AbstractThe well-preserved record of glacial sediment-landform assemblages in Scotland provides an excellent opportunity to reconstruct the extent and style of former glaciation. Despite a concerted research effort, there remain areas where glacial events are poorly constrained. This is exemplified by the Gaick, a dissected plateau in the Central Grampians, which has proven to be an enigmatic
and controversial area. Previously-proposed models fail to adequately explain glacial events in the area, partly due to a paucity of detailed geomorphological, chronological and sedimentological investigations.
This thesis presents the results of systematic studies of the sediment-landform record in the Gaick. These investigations, combined with the application of morphostratigraphic principles, have elucidated sediment-landform signatures indicative of multiple glacier fluctuations, specifically (i) interactions of local and regional ice lobes following unzipping during ice sheet deglaciation, (ii) a major stillstand of an extensive pre-Younger Dryas plateau icefield, and (iii) spatially restricted plateau icefield glaciation during the Younger Dryas. The sediment-landform record also suggests a two-phased Younger Dryas advance, as has been found elsewhere in Scotland. The sediment-landform evidence was used to produce palaeoglaciological reconstructions for the three glacial phases. The clarity and completeness of the geomorphological record relating to the Younger Dryas, combined with ice surface profile modelling, allowed the three-dimensional reconstruction of a ~42 km2 plateau icefield. This reconstruction yielded an equilibrium line altitude value of 751 ± 46 m, which was used to derive a sea-level equivalent precipitation estimate of 826 ± 331 mm a-1. Taken together with glacier-derived precipitation estimates from across Scotland, this indicates a strong west–east precipitation gradient during the Younger Dryas. This thesis arrives at a more nuanced understanding of former glaciation in the Gaick, resolving discrepancies with previous conceptual models.
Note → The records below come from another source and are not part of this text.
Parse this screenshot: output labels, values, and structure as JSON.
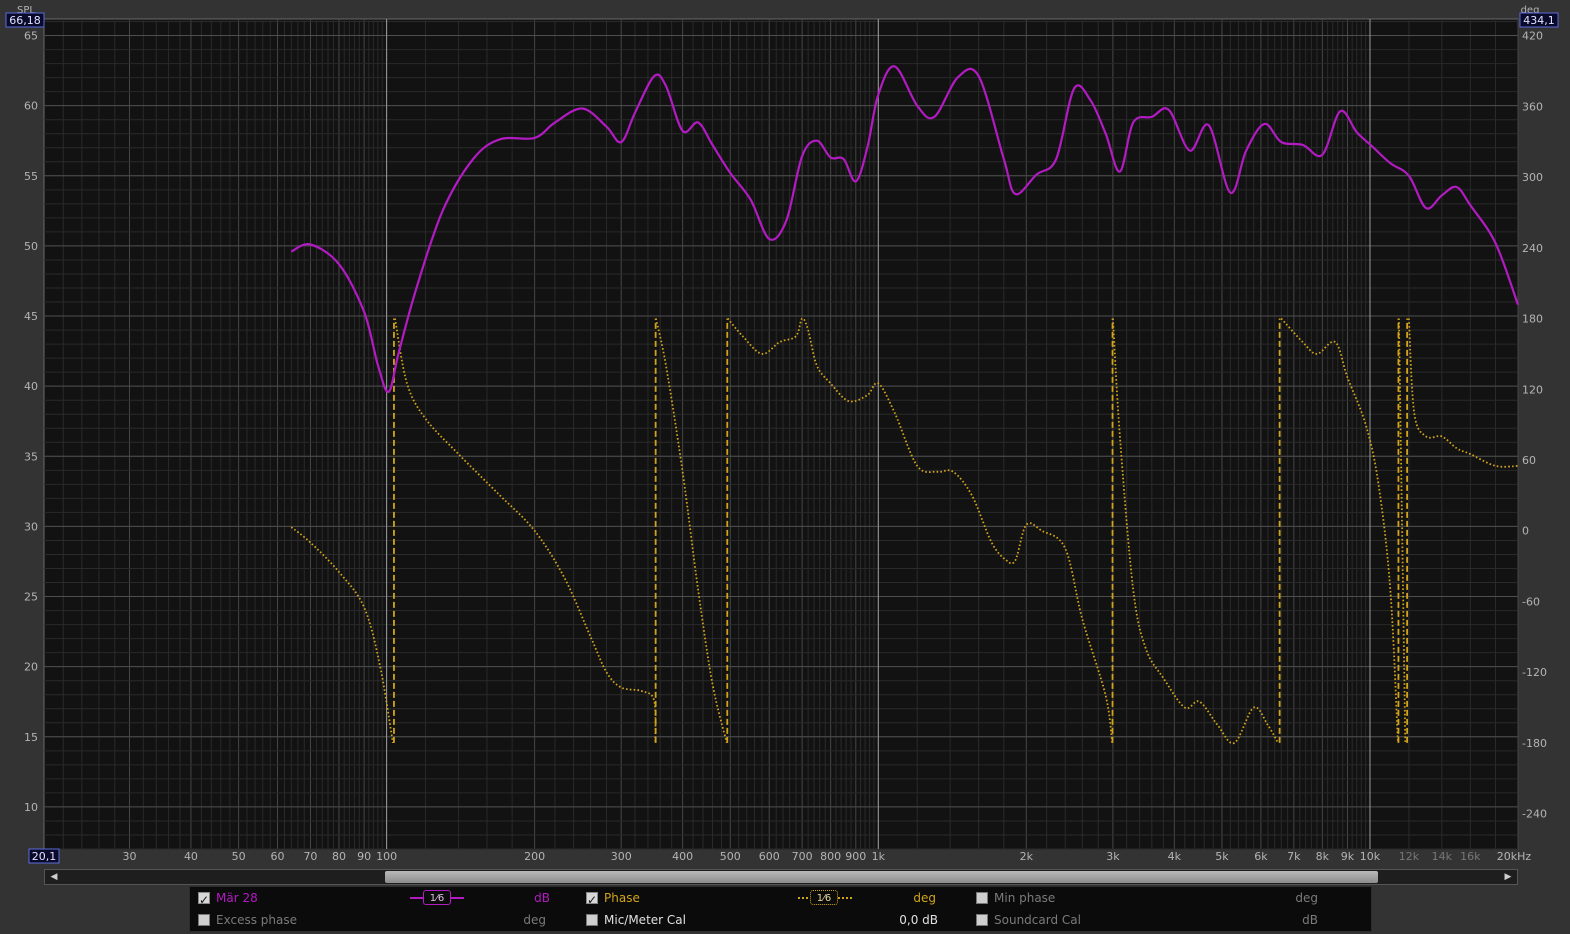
{
  "readouts": {
    "left_top": "66,18",
    "right_top": "434,1",
    "left_bottom": "20,1"
  },
  "axis_labels": {
    "left": "SPL",
    "right": "deg"
  },
  "colors": {
    "spl": "#b11bc1",
    "phase": "#d2a41a",
    "grid_major": "#464646",
    "grid_minor": "#2a2a2a",
    "plot_bg": "#121212"
  },
  "chart_data": {
    "type": "line",
    "x_scale": "log",
    "xlim": [
      20.1,
      20000
    ],
    "ylim_left": [
      7,
      66.18
    ],
    "ylim_right": [
      -270,
      434.1
    ],
    "grid": true,
    "x_tick_labels": [
      {
        "f": 30,
        "t": "30"
      },
      {
        "f": 40,
        "t": "40"
      },
      {
        "f": 50,
        "t": "50"
      },
      {
        "f": 60,
        "t": "60"
      },
      {
        "f": 70,
        "t": "70"
      },
      {
        "f": 80,
        "t": "80"
      },
      {
        "f": 90,
        "t": "90"
      },
      {
        "f": 100,
        "t": "100"
      },
      {
        "f": 200,
        "t": "200"
      },
      {
        "f": 300,
        "t": "300"
      },
      {
        "f": 400,
        "t": "400"
      },
      {
        "f": 500,
        "t": "500"
      },
      {
        "f": 600,
        "t": "600"
      },
      {
        "f": 700,
        "t": "700"
      },
      {
        "f": 800,
        "t": "800"
      },
      {
        "f": 900,
        "t": "900"
      },
      {
        "f": 1000,
        "t": "1k"
      },
      {
        "f": 2000,
        "t": "2k"
      },
      {
        "f": 3000,
        "t": "3k"
      },
      {
        "f": 4000,
        "t": "4k"
      },
      {
        "f": 5000,
        "t": "5k"
      },
      {
        "f": 6000,
        "t": "6k"
      },
      {
        "f": 7000,
        "t": "7k"
      },
      {
        "f": 8000,
        "t": "8k"
      },
      {
        "f": 9000,
        "t": "9k"
      },
      {
        "f": 10000,
        "t": "10k"
      },
      {
        "f": 12000,
        "t": "12k",
        "dim": true
      },
      {
        "f": 14000,
        "t": "14k",
        "dim": true
      },
      {
        "f": 16000,
        "t": "16k",
        "dim": true
      },
      {
        "f": 20000,
        "t": "20kHz"
      }
    ],
    "y_left_ticks": [
      65,
      60,
      55,
      50,
      45,
      40,
      35,
      30,
      25,
      20,
      15,
      10
    ],
    "y_right_ticks": [
      420,
      360,
      300,
      240,
      180,
      120,
      60,
      0,
      -60,
      -120,
      -180,
      -240
    ],
    "series": [
      {
        "name": "Mär 28",
        "axis": "left",
        "points": [
          [
            64,
            49.6
          ],
          [
            70,
            50.1
          ],
          [
            80,
            48.7
          ],
          [
            90,
            45.3
          ],
          [
            96,
            41.5
          ],
          [
            101,
            39.6
          ],
          [
            106,
            42.5
          ],
          [
            115,
            47
          ],
          [
            130,
            52.5
          ],
          [
            150,
            56.2
          ],
          [
            170,
            57.6
          ],
          [
            200,
            57.7
          ],
          [
            220,
            58.8
          ],
          [
            250,
            59.8
          ],
          [
            280,
            58.5
          ],
          [
            300,
            57.4
          ],
          [
            320,
            59.5
          ],
          [
            350,
            62.1
          ],
          [
            370,
            61.4
          ],
          [
            400,
            58.2
          ],
          [
            430,
            58.8
          ],
          [
            460,
            57.2
          ],
          [
            500,
            55.2
          ],
          [
            550,
            53.3
          ],
          [
            600,
            50.5
          ],
          [
            650,
            51.8
          ],
          [
            700,
            56.4
          ],
          [
            750,
            57.5
          ],
          [
            800,
            56.3
          ],
          [
            850,
            56.2
          ],
          [
            900,
            54.6
          ],
          [
            950,
            57
          ],
          [
            1000,
            60.8
          ],
          [
            1080,
            62.8
          ],
          [
            1200,
            60
          ],
          [
            1300,
            59.2
          ],
          [
            1450,
            62
          ],
          [
            1600,
            62.1
          ],
          [
            1800,
            56.2
          ],
          [
            1900,
            53.7
          ],
          [
            2100,
            55.1
          ],
          [
            2300,
            56.2
          ],
          [
            2500,
            61.2
          ],
          [
            2700,
            60.4
          ],
          [
            2900,
            58
          ],
          [
            3100,
            55.3
          ],
          [
            3300,
            58.8
          ],
          [
            3600,
            59.2
          ],
          [
            3900,
            59.7
          ],
          [
            4300,
            56.8
          ],
          [
            4700,
            58.6
          ],
          [
            5200,
            53.8
          ],
          [
            5600,
            56.8
          ],
          [
            6100,
            58.7
          ],
          [
            6600,
            57.4
          ],
          [
            7300,
            57.2
          ],
          [
            8000,
            56.5
          ],
          [
            8700,
            59.6
          ],
          [
            9400,
            58.1
          ],
          [
            10100,
            57.1
          ],
          [
            11000,
            55.9
          ],
          [
            12000,
            55
          ],
          [
            13000,
            52.7
          ],
          [
            14000,
            53.6
          ],
          [
            15000,
            54.2
          ],
          [
            16000,
            52.9
          ],
          [
            18000,
            50.2
          ],
          [
            20000,
            45.8
          ]
        ]
      },
      {
        "name": "Phase",
        "axis": "right",
        "segments": [
          [
            [
              64,
              3
            ],
            [
              70,
              -10
            ],
            [
              80,
              -35
            ],
            [
              90,
              -65
            ],
            [
              97,
              -115
            ],
            [
              103,
              -180
            ]
          ],
          [
            [
              104,
              180
            ],
            [
              110,
              125
            ],
            [
              120,
              95
            ],
            [
              140,
              65
            ],
            [
              170,
              30
            ],
            [
              200,
              0
            ],
            [
              230,
              -40
            ],
            [
              260,
              -90
            ],
            [
              280,
              -120
            ],
            [
              300,
              -133
            ],
            [
              330,
              -136
            ],
            [
              350,
              -144
            ],
            [
              352,
              -180
            ]
          ],
          [
            [
              353,
              180
            ],
            [
              370,
              140
            ],
            [
              400,
              50
            ],
            [
              430,
              -50
            ],
            [
              460,
              -130
            ],
            [
              492,
              -180
            ]
          ],
          [
            [
              494,
              180
            ],
            [
              530,
              165
            ],
            [
              580,
              150
            ],
            [
              630,
              160
            ],
            [
              680,
              165
            ],
            [
              700,
              180
            ],
            [
              720,
              170
            ],
            [
              750,
              140
            ],
            [
              800,
              125
            ],
            [
              870,
              110
            ],
            [
              950,
              115
            ],
            [
              1000,
              125
            ],
            [
              1080,
              100
            ],
            [
              1200,
              55
            ],
            [
              1320,
              50
            ],
            [
              1420,
              50
            ],
            [
              1550,
              30
            ],
            [
              1700,
              -10
            ],
            [
              1820,
              -25
            ],
            [
              1900,
              -25
            ],
            [
              2000,
              5
            ],
            [
              2150,
              0
            ],
            [
              2400,
              -15
            ],
            [
              2600,
              -75
            ],
            [
              2900,
              -140
            ],
            [
              2990,
              -180
            ]
          ],
          [
            [
              3000,
              180
            ],
            [
              3100,
              80
            ],
            [
              3300,
              -50
            ],
            [
              3500,
              -100
            ],
            [
              3800,
              -125
            ],
            [
              4200,
              -150
            ],
            [
              4500,
              -145
            ],
            [
              4900,
              -165
            ],
            [
              5300,
              -180
            ],
            [
              5800,
              -150
            ],
            [
              6200,
              -165
            ],
            [
              6500,
              -180
            ]
          ],
          [
            [
              6600,
              180
            ],
            [
              7300,
              160
            ],
            [
              7800,
              150
            ],
            [
              8500,
              160
            ],
            [
              9000,
              130
            ],
            [
              9800,
              90
            ],
            [
              10400,
              40
            ],
            [
              11000,
              -50
            ],
            [
              11400,
              -180
            ]
          ],
          [
            [
              11450,
              180
            ],
            [
              11800,
              -180
            ]
          ],
          [
            [
              12000,
              180
            ],
            [
              12300,
              100
            ],
            [
              13000,
              80
            ],
            [
              14000,
              80
            ],
            [
              15000,
              70
            ],
            [
              16000,
              65
            ],
            [
              18000,
              55
            ],
            [
              20000,
              55
            ]
          ]
        ]
      }
    ]
  },
  "scrollbar": {
    "left_arrow": "◀",
    "right_arrow": "▶"
  },
  "legend": {
    "spl": {
      "label": "Mär 28",
      "smoothing": "1⁄6",
      "unit": "dB",
      "checked": true
    },
    "phase": {
      "label": "Phase",
      "smoothing": "1⁄6",
      "unit": "deg",
      "checked": true
    },
    "min_phase": {
      "label": "Min phase",
      "unit": "deg",
      "checked": false
    },
    "excess_phase": {
      "label": "Excess phase",
      "unit": "deg",
      "checked": false
    },
    "mic_cal": {
      "label": "Mic/Meter Cal",
      "value": "0,0 dB",
      "checked": false
    },
    "soundcard_cal": {
      "label": "Soundcard Cal",
      "unit": "dB",
      "checked": false
    }
  }
}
In particular, this thesis demonstrates that the Gaick was an important ice dispersal centre throughout the Last Glacial-Interglacial Transition.
|Date of Award||2018|
|Supervisor||Sven Lukas (Supervisor) & Clare Boston (Supervisor)|